Copy out, from the data below, each line in which the word "Generator" occurs.

Data records for software interfaces:
_ _ _

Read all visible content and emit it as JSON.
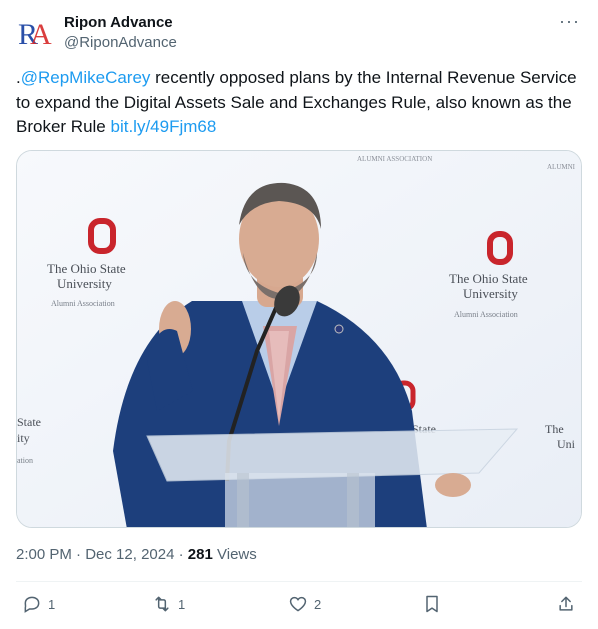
{
  "account": {
    "avatar_text": "RA",
    "display_name": "Ripon Advance",
    "handle": "@RiponAdvance"
  },
  "tweet": {
    "prefix": ".",
    "mention": "@RepMikeCarey",
    "body": " recently opposed plans by the Internal Revenue Service to expand the Digital Assets Sale and Exchanges Rule, also known as the Broker Rule ",
    "link": "bit.ly/49Fjm68"
  },
  "media": {
    "backdrop_lines": [
      "The Ohio State",
      "University",
      "Alumni Association"
    ]
  },
  "meta": {
    "time": "2:00 PM",
    "date": "Dec 12, 2024",
    "views_count": "281",
    "views_label": "Views"
  },
  "actions": {
    "reply_count": "1",
    "retweet_count": "1",
    "like_count": "2"
  },
  "colors": {
    "link": "#1d9bf0",
    "muted": "#536471",
    "text": "#0f1419",
    "brand_red": "#d62a2a",
    "brand_blue": "#2a4fa8"
  }
}
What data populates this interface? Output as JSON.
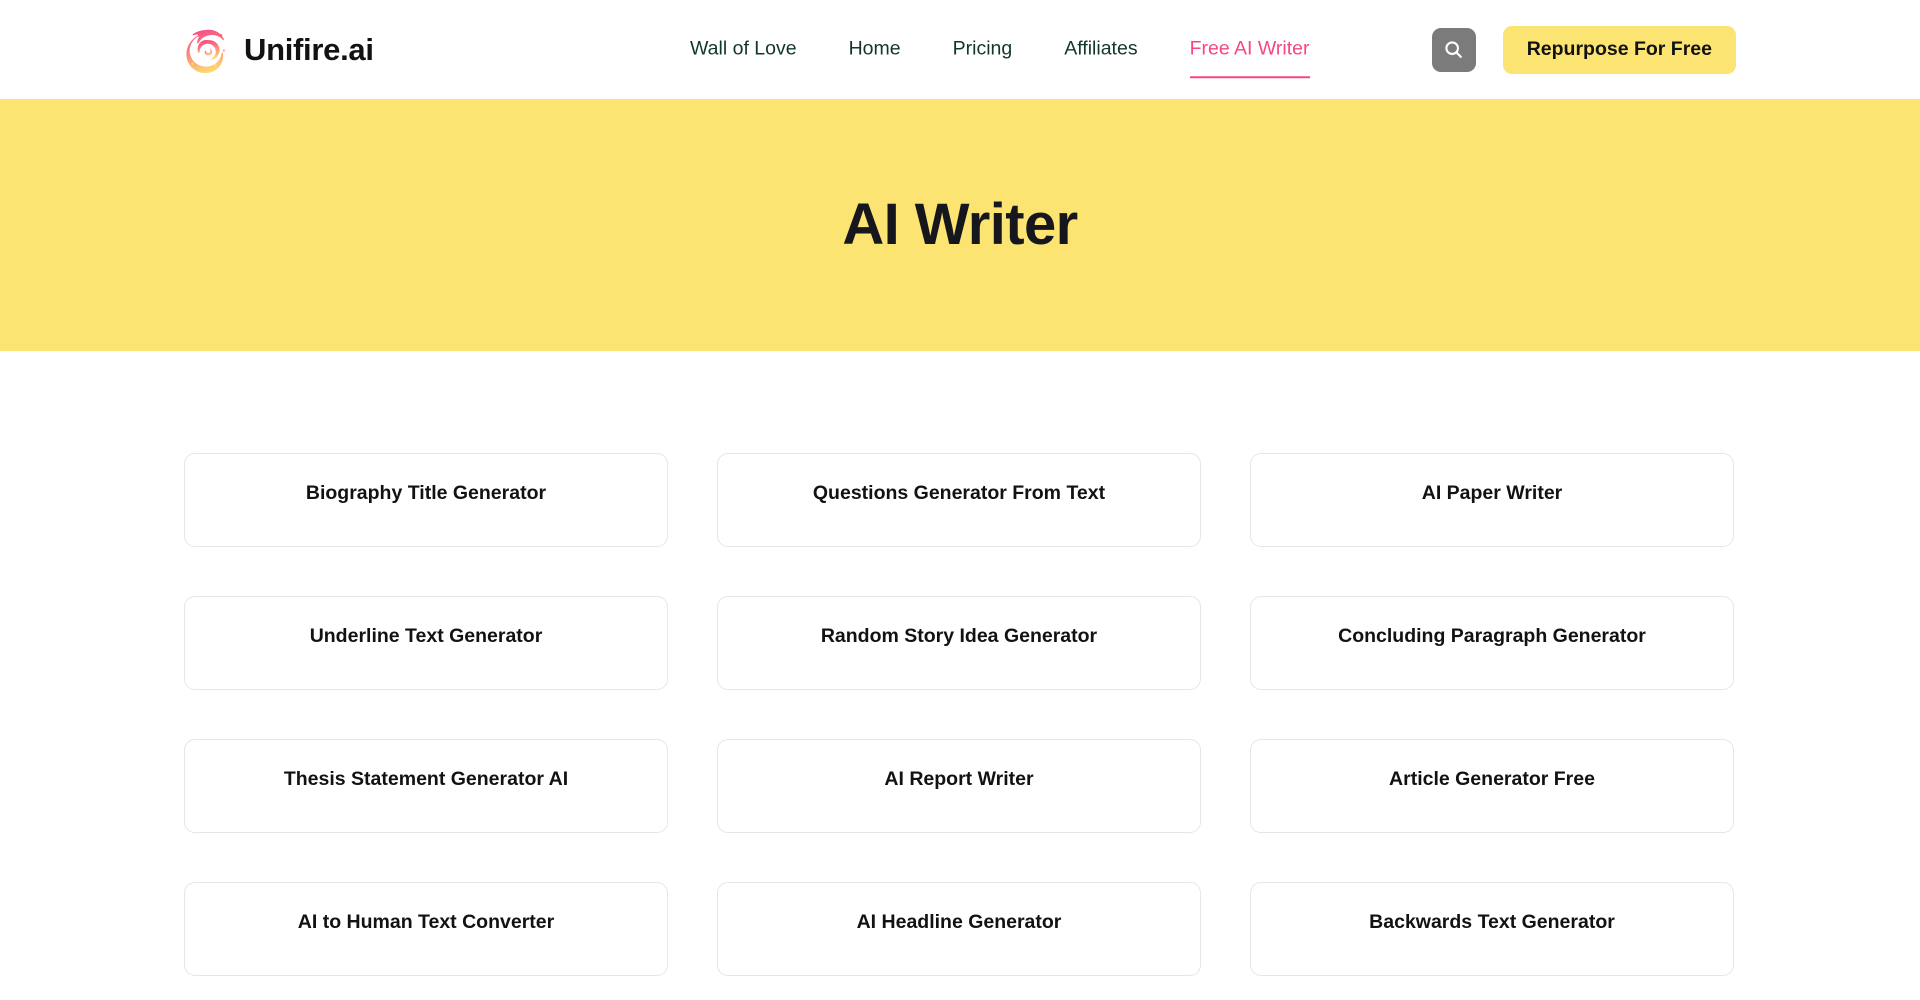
{
  "header": {
    "brand": {
      "name": "Unifire.ai",
      "logo_icon": "flame-swirl-logo",
      "logo_gradient_start": "#f8467f",
      "logo_gradient_end": "#fce473"
    },
    "nav_items": [
      {
        "label": "Wall of Love",
        "active": false,
        "name": "wall-of-love"
      },
      {
        "label": "Home",
        "active": false,
        "name": "home"
      },
      {
        "label": "Pricing",
        "active": false,
        "name": "pricing"
      },
      {
        "label": "Affiliates",
        "active": false,
        "name": "affiliates"
      },
      {
        "label": "Free AI Writer",
        "active": true,
        "name": "free-ai-writer"
      }
    ],
    "search": {
      "icon": "search-icon",
      "background_color": "#7b7b7b"
    },
    "cta": {
      "label": "Repurpose For Free",
      "background_color": "#fce473",
      "text_color": "#121212"
    },
    "nav_text_color": "#12372a",
    "active_color": "#f8467f"
  },
  "hero": {
    "title": "AI Writer",
    "background_color": "#fce473",
    "text_color": "#16161d"
  },
  "tools": {
    "cards": [
      {
        "label": "Biography Title Generator"
      },
      {
        "label": "Questions Generator From Text"
      },
      {
        "label": "AI Paper Writer"
      },
      {
        "label": "Underline Text Generator"
      },
      {
        "label": "Random Story Idea Generator"
      },
      {
        "label": "Concluding Paragraph Generator"
      },
      {
        "label": "Thesis Statement Generator AI"
      },
      {
        "label": "AI Report Writer"
      },
      {
        "label": "Article Generator Free"
      },
      {
        "label": "AI to Human Text Converter"
      },
      {
        "label": "AI Headline Generator"
      },
      {
        "label": "Backwards Text Generator"
      }
    ],
    "card_border_color": "#e6e6e6",
    "card_background": "#ffffff"
  }
}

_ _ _

Written response:
        "label": "Biography Title Generator"
        "label": "Questions Generator From Text"
        "label": "Underline Text Generator"
        "label": "Random Story Idea Generator"
        "label": "Concluding Paragraph Generator"
        "label": "Thesis Statement Generator AI"
        "label": "Article Generator Free"
        "label": "AI Headline Generator"
        "label": "Backwards Text Generator"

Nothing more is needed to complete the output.